The professor offers a sobering yet hopeful assessment of modern-day America
Professor Robert W. McChesney — along with co-author John Nichols, national affairs correspondent for the Nation — brings an interesting mixture of anger, dread, and optimism to his new book, People Get Ready: The Fight against a Jobless Economy and a Citizenless Democracy.
In the book, and in conversation, McChesney speaks with measured hope about how the media can better serve the public, how populist anger can be channeled in more positive ways than Donald Trump, and why criticizing college students for not knowing who won World War II is missing a much larger point. We spoke last month.
Let’s start with the media in this current election cycle. The far right says the media lets Hillary get away with everything, the far left says Trump is a creature of the media because he’s good ratings. What about the argument that the media must be doing something right if everyone is angry with it?
No, I don’t think that makes a lot of sense. The media’s job isn’t to anger people, it’s to engage people. It should leave people more informed and more likely to participate effectively. I don’t think pissing off a lot of people on the right or left is the goal of media.
And that’s the MO for the talking-head cable news networks.
If you are looking at cable-television news, it’s where the pundits and the chattering classes and the middle class gets its guidance on politics. I would say there that the quality of journalism is dreadful. Especially political journalism, but not exclusively. I think it does a great disservice to American politics. I would agree with that assessment. It’s enough to make people angry, but that anger doesn’t mean the media are doing it right.
I saw a video the other day of a college student walking around campus and asking fellow students questions like, “Who won World War II?” and “When was the Civil War? Who won?” I don’t think a single person got either right. But most of the same people knew immediately who Snooki was. I was discouraged, but in the book, you look at that type of ignorance in a different way.
Necessity is the mother of invention, and if people feel like they can be active participants in society politically, they will get the information they need to be active participants. They will be able to answer fairly routine questions. In American society, particularly in the past 40 or 50 years, it’s pretty clear to most people that they have no power…whoever you vote for. The power is actually small compared to the stakes attributed to the office. The dominant commercial interests rule the day.
This is not a controversial statement among political scientists. You’ll see in the book [that we look at] several major studies of who influences the decisions of the United States government at the state and local level. They are overwhelmingly made by wealthy interests in their own interest. The great majority of people have no influence whatsoever.

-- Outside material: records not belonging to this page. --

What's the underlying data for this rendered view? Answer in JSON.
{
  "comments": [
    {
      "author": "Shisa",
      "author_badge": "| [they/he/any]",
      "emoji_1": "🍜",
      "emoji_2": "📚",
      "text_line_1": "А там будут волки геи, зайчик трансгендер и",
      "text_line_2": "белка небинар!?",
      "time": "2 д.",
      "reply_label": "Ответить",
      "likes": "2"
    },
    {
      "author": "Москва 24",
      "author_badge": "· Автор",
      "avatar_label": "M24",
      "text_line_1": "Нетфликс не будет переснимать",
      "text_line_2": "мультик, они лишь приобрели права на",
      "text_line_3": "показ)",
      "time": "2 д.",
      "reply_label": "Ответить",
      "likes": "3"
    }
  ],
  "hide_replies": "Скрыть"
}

So if you are a regular person, someone who doesn’t have influence on politics, it makes perfect sense to tune that out.
I mean, why torture yourself with a reminder of how powerless you are? Knowing about the New England Patriots’ line-backing corps and what they’re going to do on third and long, that’s a much more satisfactory use of your power. Whether Snooki had a butt lift or not, that’s a more interesting issue than learning about international trade policies because you can’t do anything about it.
Did the average citizen in the 1960s and 70s have more influence than we have today?
Yes. In the book, we talk at length about what was going on in the late 1960s and early 70s and what a crisis it produced in the United States because we were becoming a far more democratic society, turning the U.S. into what we call a “social democracy.” In the late 70s, you saw a counterrevolution by the corporate business community to basically take over the government and make sure it didn’t get out of hand, and part of the strategy was to get people depoliticized, to prevent women, people of color, environmentalists, and other from interfering with them. They were very successful. They had a three- or four-decade run. But as we talk about in the book, I think that run is over. I think the days of shop till you drop, take care of number one, let the rich people run the country and hope you get lucky, I think that’s all run into a ditch.
The second anyone questions capitalism in this country, they are immediately labeled a communist. How realistic is it, as you advocate in the book, for Americans to take a cold, hard look at that system?
Oh, I think it’s very realistic. I think this country is ready for that cold, hard look. Even Republicans are ready for that cold, hard look. There is the fairytale capitalism of Paul Ryan and Milton Friedman, acolytes and politicians in both parties about small business competing and creating jobs, and the big, bad government interfering with them. That’s a nice fairytale, but it has nothing to do with America today. That’s the problem.
America today is capitalism dominated by very large monopolistic firms, fat cats that face very little competition. They own the politicians, they set the rules. This isn’t a radical idea. The Economist magazine’s recent cover story says there is way too much monopoly domination in the U.S. economy. It’s killing capitalism, their sort of capitalism. It’s causing inequality, corruption, and it’s an absolutely first-order crisis.
Michael Causey is the former president of Washington Independent Writers.